• [Description of the task]: Give back each entry exactly as written, apart from the pictures.

= = = =

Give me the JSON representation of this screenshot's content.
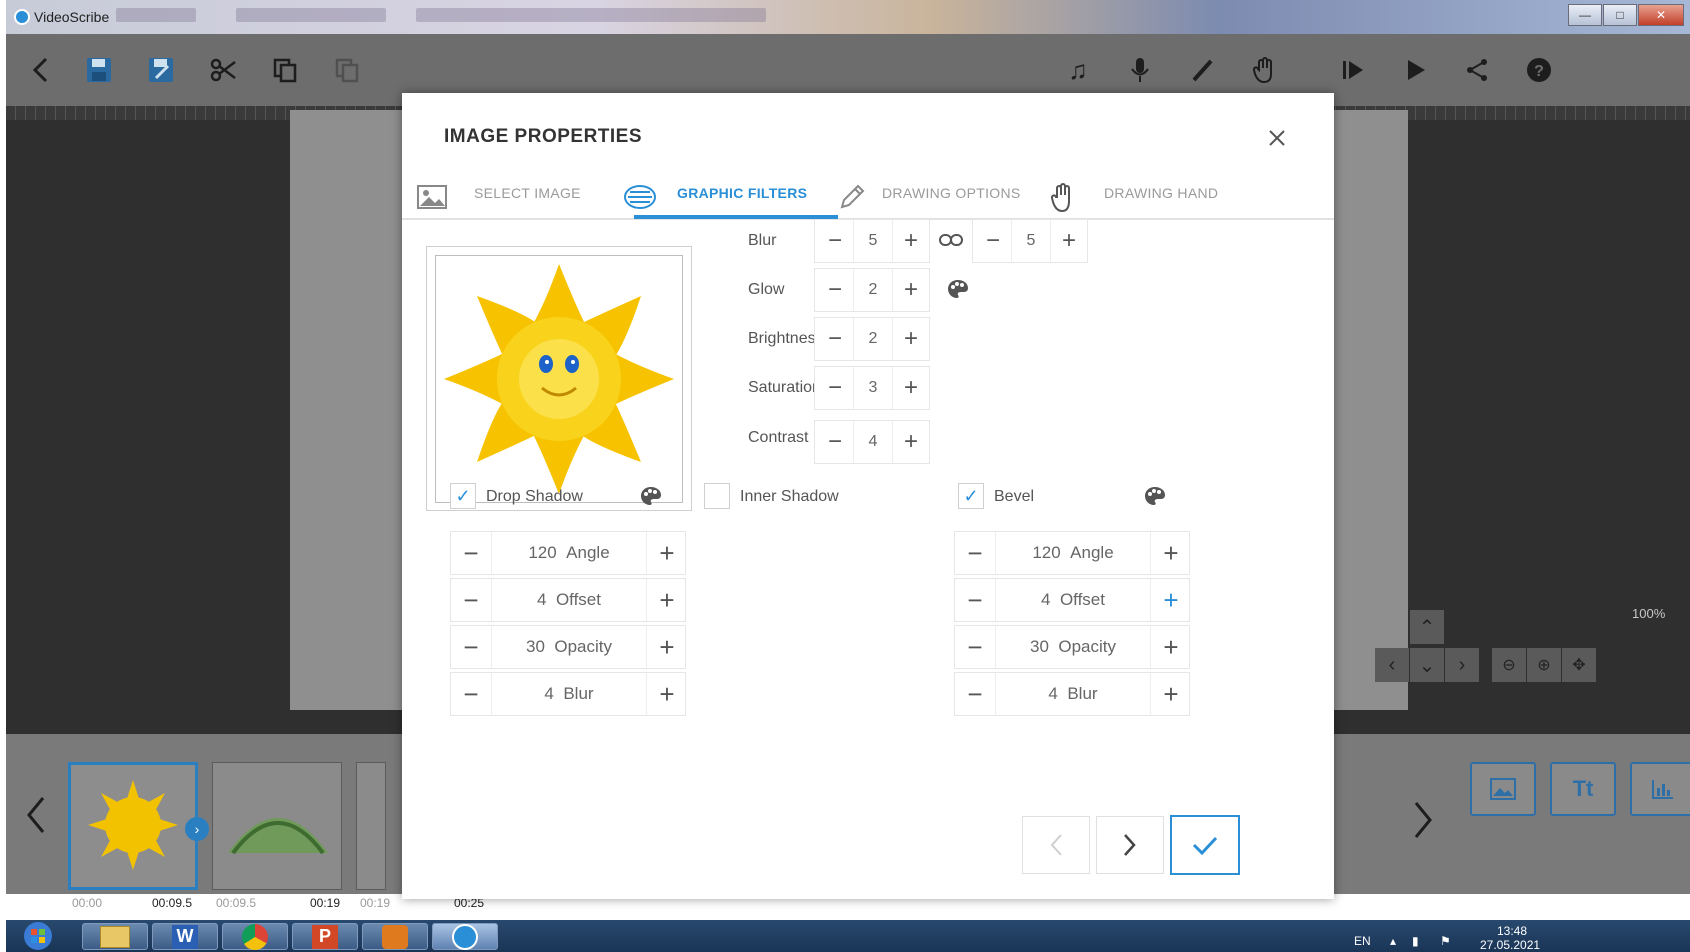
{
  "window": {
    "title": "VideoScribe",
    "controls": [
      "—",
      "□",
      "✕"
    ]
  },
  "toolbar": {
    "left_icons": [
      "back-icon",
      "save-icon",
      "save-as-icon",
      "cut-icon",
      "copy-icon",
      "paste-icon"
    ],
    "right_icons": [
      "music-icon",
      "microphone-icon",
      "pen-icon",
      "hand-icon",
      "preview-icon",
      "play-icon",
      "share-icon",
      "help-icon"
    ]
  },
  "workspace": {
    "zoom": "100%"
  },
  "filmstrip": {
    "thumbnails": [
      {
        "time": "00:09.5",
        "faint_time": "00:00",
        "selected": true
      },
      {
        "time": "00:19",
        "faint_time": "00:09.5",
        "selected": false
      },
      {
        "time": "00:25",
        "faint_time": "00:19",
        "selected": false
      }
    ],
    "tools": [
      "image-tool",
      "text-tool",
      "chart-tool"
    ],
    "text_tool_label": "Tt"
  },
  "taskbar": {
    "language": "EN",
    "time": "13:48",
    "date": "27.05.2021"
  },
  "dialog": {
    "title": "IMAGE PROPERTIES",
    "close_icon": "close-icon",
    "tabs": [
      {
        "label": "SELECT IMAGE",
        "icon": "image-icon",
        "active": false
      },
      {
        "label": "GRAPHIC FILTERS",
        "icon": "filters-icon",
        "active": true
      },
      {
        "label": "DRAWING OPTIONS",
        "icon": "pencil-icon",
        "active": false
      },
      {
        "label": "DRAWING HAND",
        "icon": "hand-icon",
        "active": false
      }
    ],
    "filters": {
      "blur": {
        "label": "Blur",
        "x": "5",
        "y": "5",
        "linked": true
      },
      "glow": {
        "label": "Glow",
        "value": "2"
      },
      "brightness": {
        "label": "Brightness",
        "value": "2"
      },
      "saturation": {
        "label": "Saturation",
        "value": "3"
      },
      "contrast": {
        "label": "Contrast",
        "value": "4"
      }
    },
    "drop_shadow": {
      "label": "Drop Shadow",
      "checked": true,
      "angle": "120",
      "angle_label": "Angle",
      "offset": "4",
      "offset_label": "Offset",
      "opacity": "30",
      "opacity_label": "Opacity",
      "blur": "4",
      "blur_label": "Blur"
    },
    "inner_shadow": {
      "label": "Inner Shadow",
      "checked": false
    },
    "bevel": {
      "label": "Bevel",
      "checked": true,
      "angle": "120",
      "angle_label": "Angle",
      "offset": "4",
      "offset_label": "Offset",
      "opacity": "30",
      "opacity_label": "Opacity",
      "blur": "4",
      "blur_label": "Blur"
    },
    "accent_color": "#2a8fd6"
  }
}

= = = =

• [Task result]:
Give me the JSON representation of this screenshot's content.
{
  "window": {
    "title": "VideoScribe",
    "controls": [
      "—",
      "□",
      "✕"
    ]
  },
  "toolbar": {
    "left_icons": [
      "back-icon",
      "save-icon",
      "save-as-icon",
      "cut-icon",
      "copy-icon",
      "paste-icon"
    ],
    "right_icons": [
      "music-icon",
      "microphone-icon",
      "pen-icon",
      "hand-icon",
      "preview-icon",
      "play-icon",
      "share-icon",
      "help-icon"
    ]
  },
  "workspace": {
    "zoom": "100%"
  },
  "filmstrip": {
    "thumbnails": [
      {
        "time": "00:09.5",
        "faint_time": "00:00",
        "selected": true
      },
      {
        "time": "00:19",
        "faint_time": "00:09.5",
        "selected": false
      },
      {
        "time": "00:25",
        "faint_time": "00:19",
        "selected": false
      }
    ],
    "tools": [
      "image-tool",
      "text-tool",
      "chart-tool"
    ],
    "text_tool_label": "Tt"
  },
  "taskbar": {
    "language": "EN",
    "time": "13:48",
    "date": "27.05.2021"
  },
  "dialog": {
    "title": "IMAGE PROPERTIES",
    "close_icon": "close-icon",
    "tabs": [
      {
        "label": "SELECT IMAGE",
        "icon": "image-icon",
        "active": false
      },
      {
        "label": "GRAPHIC FILTERS",
        "icon": "filters-icon",
        "active": true
      },
      {
        "label": "DRAWING OPTIONS",
        "icon": "pencil-icon",
        "active": false
      },
      {
        "label": "DRAWING HAND",
        "icon": "hand-icon",
        "active": false
      }
    ],
    "filters": {
      "blur": {
        "label": "Blur",
        "x": "5",
        "y": "5",
        "linked": true
      },
      "glow": {
        "label": "Glow",
        "value": "2"
      },
      "brightness": {
        "label": "Brightness",
        "value": "2"
      },
      "saturation": {
        "label": "Saturation",
        "value": "3"
      },
      "contrast": {
        "label": "Contrast",
        "value": "4"
      }
    },
    "drop_shadow": {
      "label": "Drop Shadow",
      "checked": true,
      "angle": "120",
      "angle_label": "Angle",
      "offset": "4",
      "offset_label": "Offset",
      "opacity": "30",
      "opacity_label": "Opacity",
      "blur": "4",
      "blur_label": "Blur"
    },
    "inner_shadow": {
      "label": "Inner Shadow",
      "checked": false
    },
    "bevel": {
      "label": "Bevel",
      "checked": true,
      "angle": "120",
      "angle_label": "Angle",
      "offset": "4",
      "offset_label": "Offset",
      "opacity": "30",
      "opacity_label": "Opacity",
      "blur": "4",
      "blur_label": "Blur"
    },
    "accent_color": "#2a8fd6"
  }
}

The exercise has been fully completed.